Some individuals and organizations argue that transgenderism should be classified as a mental disorder based on several points. They claim that gender dysphoria involves a significant level of distress and impairment in functioning, which are criteria for diagnosing mental disorders. They contend that treating gender dysphoria as a psychological condition allows individuals to access necessary medical interventions and support. Moreover, they argue that understanding transgenderism as a mental disorder reinforces the importance of medical and psychological assistance in helping individuals cope with their gender dysphoria.
Counterarguments and Evolving Paradigms
Opponents of classifying transgenderism as a mental disorder contend that the pathologization of gender identity contributes to stigma and discrimination against transgender individuals. They emphasize that the distress experienced by transgender people often stems from societal and interpersonal factors, such as prejudice, rejection, and lack of acceptance. Consequently, they advocate for a more inclusive and affirming approach that acknowledges gender diversity as a natural aspect of human variation.

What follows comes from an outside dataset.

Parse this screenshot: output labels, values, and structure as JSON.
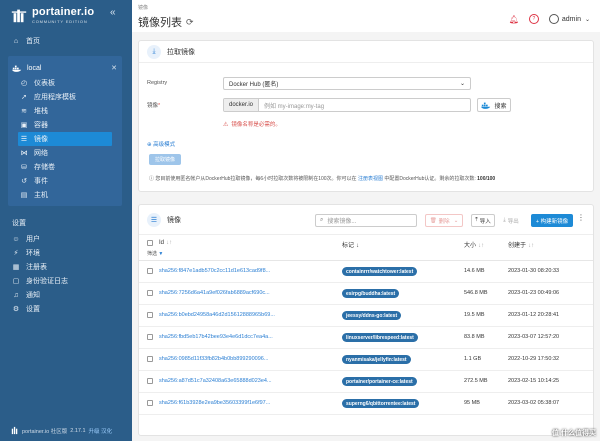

Medical professionals and experts in the field increasingly support this evolving perspective. The World Professional Association for Transgender Health (WPATH) and the American Psychiatric Association (APA) have revised their guidelines to emphasize the importance of affirming transgender identities and reducing stigma. These organizations recognize that providing support and validating individuals’ gender identities is crucial for their mental well-being, emphasizing the need for social acceptance rather than pathologization.
Transgender Identity and Mental Health
Studies have consistently shown that transgender individuals face elevated rates of mental health challenges, including depression, anxiety, and suicide ideation. These mental health disparities can be attributed to various factors, such as minority stress, discrimination, and lack of access to affirmative healthcare. It is essential to emphasize that the distress experienced by transgender individuals does not stem from their gender identity itself but from the social and systemic barriers they encounter.
Promoting Understanding and Empathy
In conclusion, the classification of transgenderism as a mental disorder remains a topic of debate. While some argue for this classification based on criteria used to define mental disorders, others advocate for a more inclusive and affirming perspective. It is crucial to recognize that transgender individuals deserve empathy, respect, and support rather than stigmatization or pathologization. Efforts should be focused on improving social acceptance, reducing discrimination, and providing comprehensive healthcare to address the mental health disparities faced by transgender individuals.
By fostering understanding and empathy, society can create an environment where transgender individuals feel validated, respected, and empowered to live authentically. It is through education, dialogue, and embracing diversity that we can build a more inclusive and compassionate world for all individuals, regardless of their gender identity or expression.